Kids as political props: OK or appalling?
KID CAMPAIGNERS: Should adults use children to advocate for political causes?
By Bruce Parker | Vermont Watchdog
Kissing babies may be a time-honored tradition in American political campaigns, but residents of Burlington say the sight of elementary school kids chanting slogans and singing songs in support of the city’s school budget increase was appalling — and perhaps a violation of campaign laws.
As captured on video, the Vote Yes Unity March organized by the Burlington Friends of Education brought together the children of Burlington schools to show their support for the budget, and to sing “We Are One Nation” on the steps of City Hall.
“We have put out a call for all Burlington students to meet us here for a show of unity, to come together, to sing a song.” said Marni Slavik, a rally organizer.
“They already know some of their beloved programs have been cut. They’re really upset about losing Spanish, they know kindergarten paraeducators have been cut, and they know that voting no will mean more of those types of cuts,” she added.
Present at the rally to chant “Vote yes!” and sing songs was Zoe Hecht, a student of Edmunds Elementary School who serves on student council.
“Since we’re the future, if we don’t get good education at our schools, then we won’t be able to get a job .… And then we won’t be able to pay for our kids to get good education for them. And the chain will just keep going on and on, and there will be so many poor families because we won’t be able to get good education,” she said.
While parents and organizers beamed with pride as children urged city residents not to ruin their futures by voting “no” on the budget, some Burlington residents said the children’s rally was appalling, especially since it was promoted through the school.
“This parent got on the intercom and announced that (school kids) will be marching down to City Hall, and if you would like to join us in the march and sing some songs, meet us,” Steve Donohue told Vermont Watchdog.
Donohue said he thought the rally was unseemly, so he filed a complaint with the School Board.
“I asked if it was appropriate for a parent to make announcements on the intercom system at the end of the school day, (and to) invite children to go on a march down to City Hall Park to sing some songs to show our support for the budget.”
David Mount, also a resident of Burlington, was so bothered by the exploitation of elementary school kids that he contacted the secretary of state’s office to inquire if the event was legal. In a written email to Mount, Deputy Secretary of State Brian Leven said “the use of use of taxpayer dollars to advocate for or against an article before the voters could serve as the basis for contesting that election.”
Michelle Mathias, principal at Edmunds Elementary School, told Vermont Watchdog that taxpayer dollars were not used to organize the rally.
“The rally happened at 3:30 in the afternoon, which was after school hours, after our teachers’ busy time was completed.
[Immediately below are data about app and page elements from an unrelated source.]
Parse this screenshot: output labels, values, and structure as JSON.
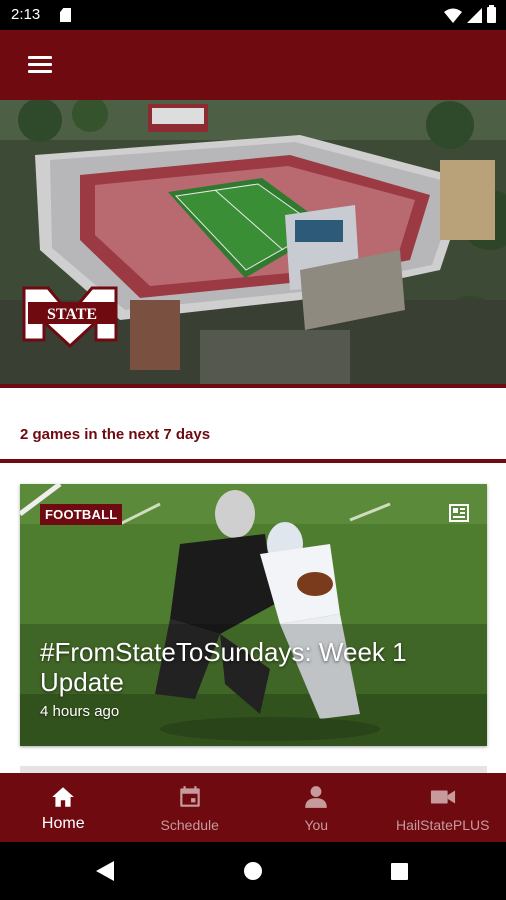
{
  "status_bar": {
    "time": "2:13"
  },
  "header": {
    "menu_icon": "hamburger-menu-icon"
  },
  "hero": {
    "logo_text": "STATE",
    "logo_letter": "M"
  },
  "games_banner": {
    "text": "2 games in the next 7 days"
  },
  "news": [
    {
      "category": "FOOTBALL",
      "title": "#FromStateToSundays: Week 1 Update",
      "time": "4 hours ago",
      "icon": "article-icon"
    }
  ],
  "bottom_nav": {
    "items": [
      {
        "label": "Home",
        "icon": "home-icon",
        "active": true
      },
      {
        "label": "Schedule",
        "icon": "calendar-icon",
        "active": false
      },
      {
        "label": "You",
        "icon": "person-icon",
        "active": false
      },
      {
        "label": "HailStatePLUS",
        "icon": "video-camera-icon",
        "active": false
      }
    ]
  },
  "colors": {
    "maroon": "#6e0a10",
    "inactive_nav": "#c79a9c",
    "field_green": "#4a7a2a"
  }
}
We did not organize any of that — it was taxpayers in the city of Burlington who happened to be PTO members. The PTO coordinated that,” she said.
When asked about how the school kids got to the rally, Mathias said, “They walked. We did not provide transportation. As a matter of fact, they walked with a chaperone designated by their parents.”
But Burlington School Board Commissioner Scot Shumski said teachers actively coordinated the children’s activities, including a protest march that landed school kids in front of his house.
“One of the teachers, a former teachers union rep, marched the kids down in front of my house to protest. It could have been a coincidence, but knowing this union rep, I don’t think it’s a coincidence. She stopped right in front of my house and had the kids protesting for the budget,” he said.
Donohue said the campaigning continued even on election day.
“On voting day I was driving by Champlain Elementary School, and it was 10 o’clock in the morning, and there was a bunch of school children at the curb with cute little signs waving to people — and the sign said ‘vote yes.’”
Mathias admits elementary teachers from Edmunds Elementary School were involved, but she said they were free to do so on their time.
“It was after school hours … and, frankly, I have quite a few teachers who are taxpayers and parents in this community. If they’re participating on their time as taxpayers in this community, and as voters, that’s certainly their right.”
But for Mount, the children’s political rally crossed a line, and he said the School Board was known to turn a blind eye to questionable campaign practices.
“I always disliked the way the School Board rallies around the increases. It’s not uncommon for signs to appear on the school grounds leading up to an election urging a yes vote. I don’t know if that’s legal or illegal, but it’s certainly sleazy,” he said. “I’ve seen this happen time and again, but not the way it happened this time.”
Donohue said the legal issue comes down parental approval and use of school resources. He said if parents grant permission for their kids to attend, then that’s their right. Even so, Donohue said the use of kids for political propaganda was unacceptable to him.
“Nothing irks me more than for an adult to be taking advantage of school children. Whatever argument you need to make for or against the budget, use adult logic and arguments versus bringing out cute little furry children to pull on heartstrings.”
Contact Bruce Parker at firstname.lastname@example.org